We’ve all heard the saying “beauty is only skin deep.” When it comes to treating and preventing acne, however, this is not the case. There are a myriad of facial cleansers, creams, and masks that provide a variety of beneficial topical treatments to our more problematic areas. However, when it comes to skincare, we need to keep in mind that our skin is a large and complex organ. As such, promoting total skin health requires a more holistic approach. As dermatologists all over the globe are now discovering, diet may have more impact on acne and blemishes than originally believed. Specifically, our consumption of simple carbohydrates and sugars.
The Scoop on Sugar

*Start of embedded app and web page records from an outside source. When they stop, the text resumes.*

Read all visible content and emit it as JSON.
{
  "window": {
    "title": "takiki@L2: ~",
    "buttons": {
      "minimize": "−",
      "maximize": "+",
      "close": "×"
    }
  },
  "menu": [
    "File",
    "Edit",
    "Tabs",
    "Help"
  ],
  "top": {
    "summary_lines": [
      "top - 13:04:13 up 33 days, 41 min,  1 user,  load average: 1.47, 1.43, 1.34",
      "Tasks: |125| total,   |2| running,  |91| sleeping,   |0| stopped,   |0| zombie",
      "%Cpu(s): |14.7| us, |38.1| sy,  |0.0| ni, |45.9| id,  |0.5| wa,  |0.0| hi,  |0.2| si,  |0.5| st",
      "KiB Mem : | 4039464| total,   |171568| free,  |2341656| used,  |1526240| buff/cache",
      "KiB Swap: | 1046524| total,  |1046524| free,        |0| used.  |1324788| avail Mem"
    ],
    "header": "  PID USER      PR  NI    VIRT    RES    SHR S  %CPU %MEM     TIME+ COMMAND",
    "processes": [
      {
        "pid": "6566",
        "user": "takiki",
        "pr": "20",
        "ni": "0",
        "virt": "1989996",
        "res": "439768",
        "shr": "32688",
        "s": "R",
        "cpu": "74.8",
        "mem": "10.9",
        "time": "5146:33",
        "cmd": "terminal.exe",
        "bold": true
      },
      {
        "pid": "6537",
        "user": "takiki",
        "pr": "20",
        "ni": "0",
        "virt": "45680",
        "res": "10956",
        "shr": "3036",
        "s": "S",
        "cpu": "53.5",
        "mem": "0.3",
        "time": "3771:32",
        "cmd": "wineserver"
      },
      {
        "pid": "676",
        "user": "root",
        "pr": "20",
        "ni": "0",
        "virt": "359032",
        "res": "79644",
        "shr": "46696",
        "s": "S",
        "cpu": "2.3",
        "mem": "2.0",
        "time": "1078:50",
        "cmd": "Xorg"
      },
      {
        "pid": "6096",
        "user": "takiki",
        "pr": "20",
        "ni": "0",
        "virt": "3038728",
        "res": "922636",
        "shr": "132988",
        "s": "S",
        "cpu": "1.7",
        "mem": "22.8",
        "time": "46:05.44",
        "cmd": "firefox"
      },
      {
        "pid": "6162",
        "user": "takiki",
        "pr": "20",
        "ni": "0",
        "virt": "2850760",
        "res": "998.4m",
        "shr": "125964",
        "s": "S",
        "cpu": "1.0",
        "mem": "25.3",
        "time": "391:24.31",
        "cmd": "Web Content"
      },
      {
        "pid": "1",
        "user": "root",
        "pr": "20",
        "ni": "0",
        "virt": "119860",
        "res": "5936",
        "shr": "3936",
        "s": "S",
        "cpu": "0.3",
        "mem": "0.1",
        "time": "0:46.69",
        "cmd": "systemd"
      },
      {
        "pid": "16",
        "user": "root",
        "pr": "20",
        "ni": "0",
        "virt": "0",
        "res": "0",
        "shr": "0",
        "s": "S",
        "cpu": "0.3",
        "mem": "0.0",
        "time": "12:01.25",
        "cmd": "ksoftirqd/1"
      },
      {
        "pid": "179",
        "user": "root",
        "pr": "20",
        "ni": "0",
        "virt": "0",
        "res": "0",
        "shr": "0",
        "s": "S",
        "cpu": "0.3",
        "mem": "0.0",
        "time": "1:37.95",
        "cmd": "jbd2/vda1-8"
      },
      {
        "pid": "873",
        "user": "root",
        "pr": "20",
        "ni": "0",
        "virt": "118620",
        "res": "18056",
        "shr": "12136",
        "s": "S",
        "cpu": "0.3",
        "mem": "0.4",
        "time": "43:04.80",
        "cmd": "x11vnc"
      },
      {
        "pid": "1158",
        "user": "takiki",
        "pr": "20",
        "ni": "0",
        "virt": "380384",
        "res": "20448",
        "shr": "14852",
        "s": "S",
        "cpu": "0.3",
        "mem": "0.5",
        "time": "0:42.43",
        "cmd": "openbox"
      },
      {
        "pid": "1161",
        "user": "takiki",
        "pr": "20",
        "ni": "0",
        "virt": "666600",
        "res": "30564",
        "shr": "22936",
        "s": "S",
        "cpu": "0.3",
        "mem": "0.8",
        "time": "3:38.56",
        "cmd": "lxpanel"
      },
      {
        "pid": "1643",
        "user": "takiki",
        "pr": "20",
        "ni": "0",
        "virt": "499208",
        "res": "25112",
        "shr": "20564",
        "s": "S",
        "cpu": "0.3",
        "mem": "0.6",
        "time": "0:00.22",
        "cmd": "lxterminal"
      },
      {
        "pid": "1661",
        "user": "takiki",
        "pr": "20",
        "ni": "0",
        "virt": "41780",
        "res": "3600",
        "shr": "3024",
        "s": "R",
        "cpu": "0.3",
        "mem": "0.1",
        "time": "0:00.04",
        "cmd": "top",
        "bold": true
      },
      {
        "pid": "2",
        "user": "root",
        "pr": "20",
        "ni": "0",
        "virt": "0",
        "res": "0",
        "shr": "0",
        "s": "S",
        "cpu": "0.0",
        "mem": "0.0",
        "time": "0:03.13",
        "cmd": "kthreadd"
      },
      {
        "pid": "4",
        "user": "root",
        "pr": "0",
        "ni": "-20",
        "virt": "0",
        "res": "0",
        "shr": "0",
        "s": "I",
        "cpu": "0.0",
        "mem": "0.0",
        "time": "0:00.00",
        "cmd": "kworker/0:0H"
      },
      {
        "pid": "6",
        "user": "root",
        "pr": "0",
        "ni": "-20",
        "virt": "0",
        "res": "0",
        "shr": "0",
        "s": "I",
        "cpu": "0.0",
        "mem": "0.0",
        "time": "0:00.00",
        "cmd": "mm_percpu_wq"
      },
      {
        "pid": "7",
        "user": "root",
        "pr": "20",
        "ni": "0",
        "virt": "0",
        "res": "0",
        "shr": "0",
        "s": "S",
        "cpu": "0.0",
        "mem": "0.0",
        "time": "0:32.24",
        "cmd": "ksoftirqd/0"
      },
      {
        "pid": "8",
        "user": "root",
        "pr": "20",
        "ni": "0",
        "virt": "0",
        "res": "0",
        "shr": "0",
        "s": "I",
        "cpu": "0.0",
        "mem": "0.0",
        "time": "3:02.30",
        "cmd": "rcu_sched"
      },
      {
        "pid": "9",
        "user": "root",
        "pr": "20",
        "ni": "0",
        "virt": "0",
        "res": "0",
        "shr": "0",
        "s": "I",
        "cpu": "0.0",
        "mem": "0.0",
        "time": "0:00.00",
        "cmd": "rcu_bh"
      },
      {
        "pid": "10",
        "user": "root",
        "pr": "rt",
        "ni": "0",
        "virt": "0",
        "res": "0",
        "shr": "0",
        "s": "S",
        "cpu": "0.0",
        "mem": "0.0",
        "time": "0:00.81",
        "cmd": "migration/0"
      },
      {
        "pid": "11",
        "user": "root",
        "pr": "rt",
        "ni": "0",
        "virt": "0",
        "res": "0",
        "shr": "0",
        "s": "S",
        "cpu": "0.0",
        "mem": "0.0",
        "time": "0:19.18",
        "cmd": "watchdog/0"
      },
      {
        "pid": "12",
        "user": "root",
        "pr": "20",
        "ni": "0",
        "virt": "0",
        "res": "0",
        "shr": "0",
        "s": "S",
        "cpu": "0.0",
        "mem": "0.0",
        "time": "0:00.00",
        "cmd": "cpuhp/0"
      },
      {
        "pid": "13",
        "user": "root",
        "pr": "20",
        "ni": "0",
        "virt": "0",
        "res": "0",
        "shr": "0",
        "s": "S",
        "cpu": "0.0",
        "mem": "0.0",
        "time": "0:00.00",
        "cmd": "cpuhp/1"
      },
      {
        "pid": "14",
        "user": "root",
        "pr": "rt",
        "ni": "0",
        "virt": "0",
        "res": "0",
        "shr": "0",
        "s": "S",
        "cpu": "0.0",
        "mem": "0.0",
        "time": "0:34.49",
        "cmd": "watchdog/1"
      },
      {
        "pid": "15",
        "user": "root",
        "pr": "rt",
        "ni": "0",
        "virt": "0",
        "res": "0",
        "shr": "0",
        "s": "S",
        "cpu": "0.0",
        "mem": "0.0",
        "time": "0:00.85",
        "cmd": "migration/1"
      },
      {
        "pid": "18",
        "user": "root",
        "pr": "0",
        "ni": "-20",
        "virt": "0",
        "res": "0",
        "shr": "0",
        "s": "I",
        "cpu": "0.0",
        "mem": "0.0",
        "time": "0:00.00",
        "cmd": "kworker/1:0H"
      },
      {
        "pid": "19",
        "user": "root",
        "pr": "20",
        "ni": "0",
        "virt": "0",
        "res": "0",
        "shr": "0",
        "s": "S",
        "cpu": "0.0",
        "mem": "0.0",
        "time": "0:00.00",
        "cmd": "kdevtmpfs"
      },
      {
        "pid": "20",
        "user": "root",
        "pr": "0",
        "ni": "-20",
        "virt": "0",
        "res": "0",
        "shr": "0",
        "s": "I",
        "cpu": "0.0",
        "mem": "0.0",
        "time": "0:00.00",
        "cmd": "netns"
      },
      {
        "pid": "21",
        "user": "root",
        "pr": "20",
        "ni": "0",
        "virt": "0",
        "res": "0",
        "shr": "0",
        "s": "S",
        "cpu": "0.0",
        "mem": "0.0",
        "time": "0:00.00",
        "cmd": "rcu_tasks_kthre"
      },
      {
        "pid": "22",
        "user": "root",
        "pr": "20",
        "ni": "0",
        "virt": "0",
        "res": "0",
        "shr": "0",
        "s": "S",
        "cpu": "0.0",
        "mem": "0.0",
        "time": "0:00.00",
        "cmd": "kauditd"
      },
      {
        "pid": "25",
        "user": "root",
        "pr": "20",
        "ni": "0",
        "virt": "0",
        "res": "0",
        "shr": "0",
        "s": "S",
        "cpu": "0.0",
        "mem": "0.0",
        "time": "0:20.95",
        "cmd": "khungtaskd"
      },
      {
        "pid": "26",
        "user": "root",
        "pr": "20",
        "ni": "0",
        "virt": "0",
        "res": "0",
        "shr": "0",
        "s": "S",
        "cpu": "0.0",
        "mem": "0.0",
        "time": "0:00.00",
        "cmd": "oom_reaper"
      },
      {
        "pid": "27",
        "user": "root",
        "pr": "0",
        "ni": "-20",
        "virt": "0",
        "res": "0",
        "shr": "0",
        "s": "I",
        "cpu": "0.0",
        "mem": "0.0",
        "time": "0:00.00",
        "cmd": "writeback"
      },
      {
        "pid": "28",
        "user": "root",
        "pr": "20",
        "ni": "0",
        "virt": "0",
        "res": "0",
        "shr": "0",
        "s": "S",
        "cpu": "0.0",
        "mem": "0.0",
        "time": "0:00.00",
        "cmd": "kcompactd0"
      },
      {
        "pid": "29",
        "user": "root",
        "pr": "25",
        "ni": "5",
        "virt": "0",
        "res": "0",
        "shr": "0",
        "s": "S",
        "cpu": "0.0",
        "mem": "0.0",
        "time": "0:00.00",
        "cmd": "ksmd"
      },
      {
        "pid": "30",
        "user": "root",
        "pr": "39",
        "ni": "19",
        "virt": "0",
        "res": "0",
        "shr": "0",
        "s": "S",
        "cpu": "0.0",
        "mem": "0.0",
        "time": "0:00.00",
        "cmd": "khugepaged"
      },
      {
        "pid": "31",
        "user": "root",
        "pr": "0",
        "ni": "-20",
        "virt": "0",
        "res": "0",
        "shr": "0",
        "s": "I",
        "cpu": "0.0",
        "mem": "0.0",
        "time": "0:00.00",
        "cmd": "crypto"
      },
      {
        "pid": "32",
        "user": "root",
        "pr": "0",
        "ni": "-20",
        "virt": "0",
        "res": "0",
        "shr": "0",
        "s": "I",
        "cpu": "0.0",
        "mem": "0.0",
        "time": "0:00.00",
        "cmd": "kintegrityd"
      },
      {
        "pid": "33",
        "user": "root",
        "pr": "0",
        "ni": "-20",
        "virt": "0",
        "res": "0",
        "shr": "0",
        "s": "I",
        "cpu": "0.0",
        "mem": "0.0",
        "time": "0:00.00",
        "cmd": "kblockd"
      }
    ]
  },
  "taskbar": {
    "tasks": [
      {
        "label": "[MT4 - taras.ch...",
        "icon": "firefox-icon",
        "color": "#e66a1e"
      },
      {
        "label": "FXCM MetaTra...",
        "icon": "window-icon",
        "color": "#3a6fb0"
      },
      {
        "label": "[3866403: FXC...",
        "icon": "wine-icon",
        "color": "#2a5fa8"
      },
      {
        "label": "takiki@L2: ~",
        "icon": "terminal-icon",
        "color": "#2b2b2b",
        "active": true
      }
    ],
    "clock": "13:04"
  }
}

When we consume sugar, our bodies set to work breaking down the complex structure to prepare it for absorption. This process converts the sugar into glucose that enters the bloodstream and triggers a rise in insulin levels. Simple carbohydrates, such as white bread, soda, and sweets, causes an extreme spike in insulin levels as our body works hard to lower our high blood sugar levels. According to board-certified dermatologist, nutritionist, and author of Ageless Face, Ageless Mind Dr. Perricone, it is this insulin spike that leads to “a burst of inflammation throughout the body.”
Inflammation is the culprit responsible for producing the enzymes that deteriorate elastin and collagen in the skin. This process, known as glycation, exacerbate pre-existing skin conditions like acne and rosacea and also result in sagging skin and wrinkles as our skin loses elasticity. Consuming large quantities of sugar can even lead to insulin resistance, causing dark, patchy skin, and excessive hair growth. As our skin cells deteriorate, they are left vulnerable to the infections that cause breakouts, blemishes, blackheads, and cysts.
Eating foods that promote internal health, used in conjunction with topical treatments and remedies, is the most efficient way to ensure healthy, young, and glowing skin.
Blackberries, Strawberries, Blueberries, and Plums
Foods high in antioxidants rid the body of the free-radicals commonly associated with various forms of melanoma. According to a study published in the Journal of Agricultural and Food Chemistry, these four fruits hit the top of the charts with the highest “total antioxidant capacity” of any food, making them the most efficient way to get your daily dose of antioxidants.
Flaxseed and Walnuts
Rich in healthy fatty acids, these foods offer support to the cell walls that make up our skin. Cell walls are responsible for absorbing nutrients, ridding the cell of wastes, and supporting the cell structure, among other things. Healthy cell walls are essential for skin cells to thrive and remain forever young.
A study featured in the Archives of Dermatology revealed that green tea is not only incredibly high in antioxidants, but also chock full of anti-inflammatories, reducing redness and swelling of the skin. Whether applied topically or ingested, green tea has even proven to reduce the damage to skin caused by the ultraviolet light our skin is exposed to daily from the sun.
Drinking plenty of water throughout the day ensures our skin is well hydrated, so it is able to maintain high levels of elasticity. Additionally, proper hydration allows the body to release toxins into our pores through sweat. A dehydrated body will not sweat as often, or as much as it should, resulting in clogged pores and cracked, dry skin.
The cause of facial blemishes vary from person to person depending on their genetics, diet, lifestyle, and overall health. However, when considering potential blemish remedies, these basic nutritional factors play a part in us all. Before turning to expensive dermatological treatments, incorporate these favorable food groups (along with the right topical treatments) and give your skin a fighting chance.